In response to “In Blackwater Woods” by Mary Oliver
At first, I didn’t see the patterns in life. I thought everything was finite, a one-shot-only type of deal. I never let things go in fear that they would end. I found it easier to keep my fists clenched than to open them to emptiness. I thought people were like flowers; I caught myself pressing memories in a dictionary in hopes that I could preserve a specific moment in time—unmoving, unchanging, forever the same. I thought life moves in a linear fashion and I would eventually be forced to reach the end anyways, and that scared me. I wanted to be static.
I didn’t realize that people shift in and out of their selves constantly. We are ever-changing, progressing forward and stumbling backward every single day.
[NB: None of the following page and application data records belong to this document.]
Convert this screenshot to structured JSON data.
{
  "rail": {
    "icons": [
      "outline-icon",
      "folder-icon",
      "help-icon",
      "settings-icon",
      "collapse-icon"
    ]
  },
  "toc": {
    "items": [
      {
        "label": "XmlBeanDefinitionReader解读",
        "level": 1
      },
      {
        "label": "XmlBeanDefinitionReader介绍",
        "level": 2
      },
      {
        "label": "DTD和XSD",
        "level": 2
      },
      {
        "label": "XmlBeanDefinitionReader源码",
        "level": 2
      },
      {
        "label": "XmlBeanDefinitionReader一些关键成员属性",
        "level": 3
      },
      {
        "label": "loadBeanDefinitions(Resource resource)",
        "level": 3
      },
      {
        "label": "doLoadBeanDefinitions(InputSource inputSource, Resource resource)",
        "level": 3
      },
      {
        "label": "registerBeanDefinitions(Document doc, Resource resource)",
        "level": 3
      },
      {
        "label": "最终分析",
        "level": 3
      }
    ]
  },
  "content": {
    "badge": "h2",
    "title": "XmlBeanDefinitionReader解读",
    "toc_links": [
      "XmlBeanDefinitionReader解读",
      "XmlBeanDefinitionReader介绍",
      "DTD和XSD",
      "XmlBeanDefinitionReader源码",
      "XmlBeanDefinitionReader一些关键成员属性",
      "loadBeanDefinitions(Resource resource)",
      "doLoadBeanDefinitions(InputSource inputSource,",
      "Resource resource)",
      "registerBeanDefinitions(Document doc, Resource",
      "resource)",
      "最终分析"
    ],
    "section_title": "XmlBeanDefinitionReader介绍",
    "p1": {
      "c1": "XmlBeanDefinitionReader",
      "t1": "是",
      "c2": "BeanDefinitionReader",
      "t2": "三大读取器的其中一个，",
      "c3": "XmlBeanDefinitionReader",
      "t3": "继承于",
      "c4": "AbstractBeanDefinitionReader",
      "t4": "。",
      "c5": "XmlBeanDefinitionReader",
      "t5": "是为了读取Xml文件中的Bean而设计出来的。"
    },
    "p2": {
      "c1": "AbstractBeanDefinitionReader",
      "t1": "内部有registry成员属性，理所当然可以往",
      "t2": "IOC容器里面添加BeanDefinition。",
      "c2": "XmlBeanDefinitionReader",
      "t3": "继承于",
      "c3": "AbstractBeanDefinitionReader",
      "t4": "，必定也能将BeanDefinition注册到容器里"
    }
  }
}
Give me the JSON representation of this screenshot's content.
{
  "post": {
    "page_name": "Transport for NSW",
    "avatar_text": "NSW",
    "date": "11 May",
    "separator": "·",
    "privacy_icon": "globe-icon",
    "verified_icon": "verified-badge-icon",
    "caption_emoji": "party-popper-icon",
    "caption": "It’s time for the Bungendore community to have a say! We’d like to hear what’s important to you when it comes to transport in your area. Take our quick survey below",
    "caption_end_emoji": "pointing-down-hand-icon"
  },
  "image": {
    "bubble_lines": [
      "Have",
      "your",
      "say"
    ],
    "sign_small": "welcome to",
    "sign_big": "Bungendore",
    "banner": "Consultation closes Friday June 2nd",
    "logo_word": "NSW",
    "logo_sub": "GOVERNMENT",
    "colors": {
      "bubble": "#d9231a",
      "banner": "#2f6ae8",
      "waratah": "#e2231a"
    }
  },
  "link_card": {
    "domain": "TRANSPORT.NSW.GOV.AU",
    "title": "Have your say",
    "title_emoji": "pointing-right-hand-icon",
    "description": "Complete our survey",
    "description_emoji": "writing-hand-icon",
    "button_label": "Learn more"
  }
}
There is a circular motion in life. I see this in my grandmother; in her old age, as she slowly loses her memory, she reverts back to a child. I watch her become shy, meek, cautious, and uncertain of the world as if it were unexplored and brand new instead of worn out.
Most of all, I see this cycle in myself. I feel my past, present and future selves surrounding me all at once. They haunt me, at times, since there are so many of them, and they each tell me different things. Normally, one might be overwhelmed by so many varying ideas, but I don’t mind. They’re all ideas I once thought, I do think, or I will think, and I feel recognition within myself.
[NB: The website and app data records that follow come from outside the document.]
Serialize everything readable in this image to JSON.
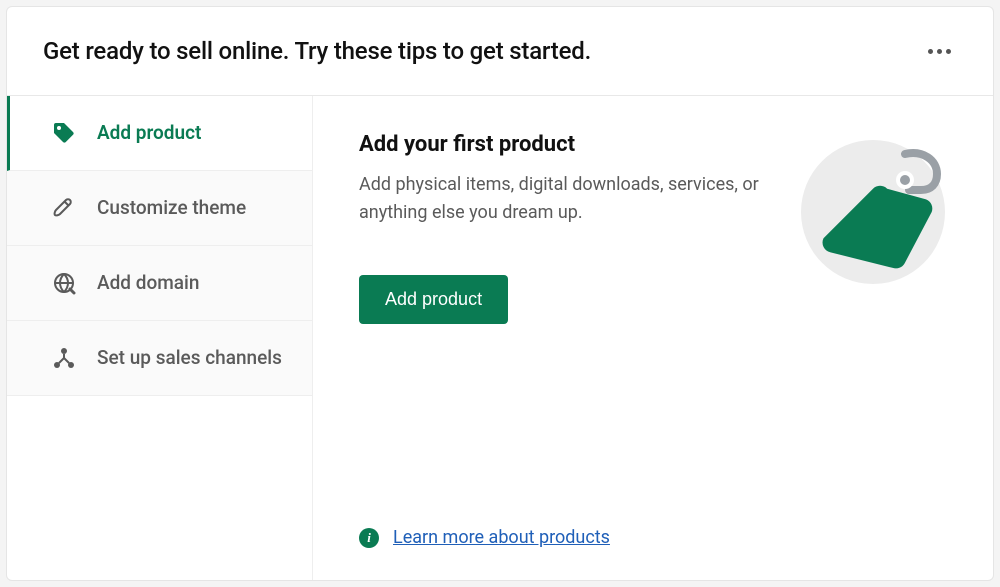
{
  "header": {
    "title": "Get ready to sell online. Try these tips to get started."
  },
  "sidebar": {
    "items": [
      {
        "label": "Add product",
        "icon": "tag-icon"
      },
      {
        "label": "Customize theme",
        "icon": "brush-icon"
      },
      {
        "label": "Add domain",
        "icon": "globe-icon"
      },
      {
        "label": "Set up sales channels",
        "icon": "share-icon"
      }
    ]
  },
  "content": {
    "title": "Add your first product",
    "description": "Add physical items, digital downloads, services, or anything else you dream up.",
    "cta_label": "Add product",
    "learn_more_label": "Learn more about products"
  },
  "colors": {
    "accent": "#0a7b53",
    "link": "#1f5fb8"
  }
}
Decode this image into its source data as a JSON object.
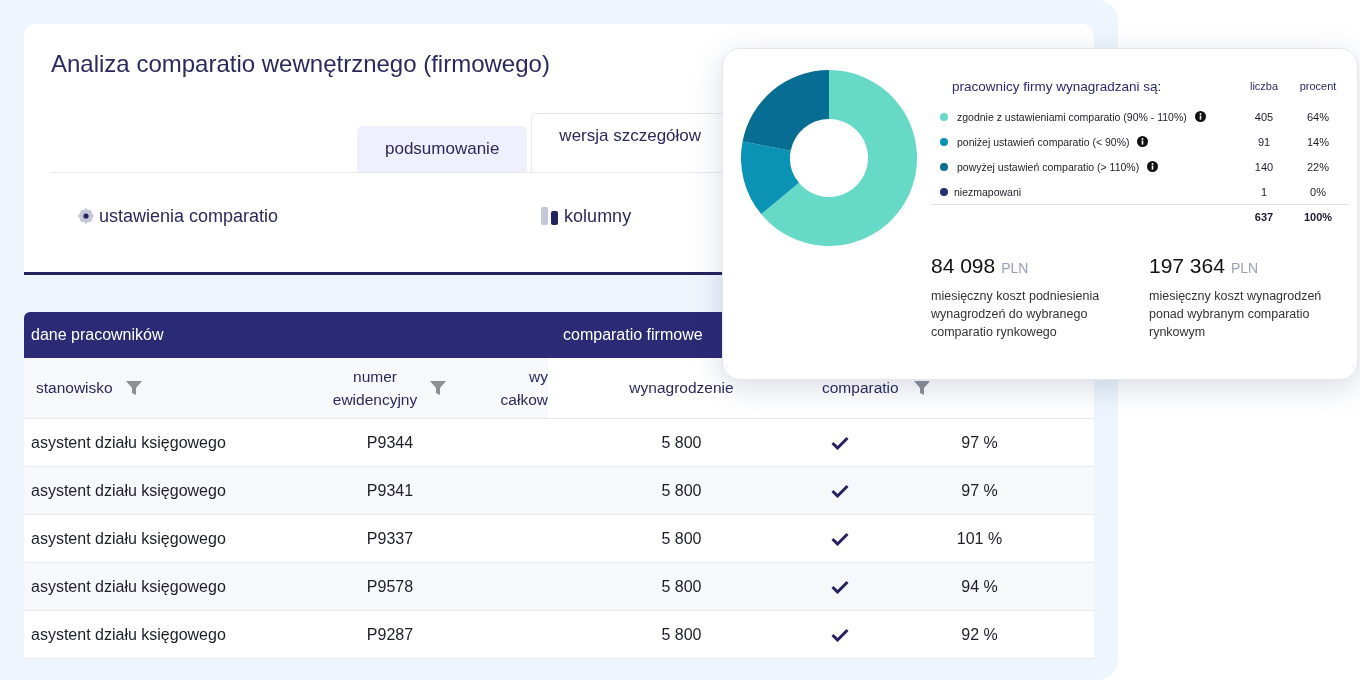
{
  "title": "Analiza comparatio wewnętrznego (firmowego)",
  "tabs": [
    {
      "label": "podsumowanie",
      "selected": false
    },
    {
      "label": "wersja szczegółow",
      "selected": true
    }
  ],
  "tools": [
    {
      "kind": "settings",
      "label": "ustawienia comparatio"
    },
    {
      "kind": "columns",
      "label": "kolumny"
    }
  ],
  "table": {
    "groups": [
      {
        "label": "dane pracowników"
      },
      {
        "label": "comparatio firmowe"
      }
    ],
    "columns": [
      {
        "label": "stanowisko",
        "filter": true
      },
      {
        "label": "numer\newidencyjny",
        "filter": true
      },
      {
        "label": "wy\ncałkow",
        "filter": false
      },
      {
        "label": "wynagrodzenie",
        "filter": false
      },
      {
        "label": "comparatio",
        "filter": true
      }
    ],
    "rows": [
      {
        "position": "asystent działu księgowego",
        "number": "P9344",
        "salary": "5 800",
        "checked": true,
        "comparatio": "97 %"
      },
      {
        "position": "asystent działu księgowego",
        "number": "P9341",
        "salary": "5 800",
        "checked": true,
        "comparatio": "97 %"
      },
      {
        "position": "asystent działu księgowego",
        "number": "P9337",
        "salary": "5 800",
        "checked": true,
        "comparatio": "101 %"
      },
      {
        "position": "asystent działu księgowego",
        "number": "P9578",
        "salary": "5 800",
        "checked": true,
        "comparatio": "94 %"
      },
      {
        "position": "asystent działu księgowego",
        "number": "P9287",
        "salary": "5 800",
        "checked": true,
        "comparatio": "92 %"
      }
    ]
  },
  "summary": {
    "title": "pracownicy firmy wynagradzani są:",
    "percent_header": "procent",
    "items": [
      {
        "info": true,
        "color": "#66dac6",
        "count": "405",
        "percent": "64%"
      },
      {
        "info": true,
        "color": "#0a93b5",
        "count": "91",
        "percent": "14%"
      },
      {
        "info": true,
        "color": "#086d93",
        "count": "140",
        "percent": "22%"
      },
      {
        "info": false,
        "color": "#2b2a75",
        "count": "1",
        "percent": "0%"
      }
    ],
    "total_count": "637",
    "total_percent": "100%",
    "chart_data": {
      "type": "donut",
      "categories": [
        "zgodnie z ustawieniami comparatio (90% - 110%)",
        "poniżej ustawień comparatio (< 90%)",
        "powyżej ustawień comparatio (> 110%)",
        "niezmapowani"
      ],
      "series": [
        {
          "name": "liczba",
          "values": [
            64,
            14,
            22,
            0
          ]
        }
      ]
    },
    "stats": [
      {
        "value": "84 098",
        "unit": "PLN",
        "description": "miesięczny koszt podniesienia wynagrodzeń do wybranego comparatio rynkowego"
      },
      {
        "value": "197 364",
        "unit": "PLN",
        "description": "miesięczny koszt wynagrodzeń ponad wybranym comparatio rynkowym"
      }
    ]
  }
}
There is something comforting about going back to the known; it is more than coming home, it is returning to the addictive familiarity of past habits that once defined who we are. Its sweetness makes us think that, just for a moment, we’ve overcome the limits of passing time and landed in a state of eternal continuity.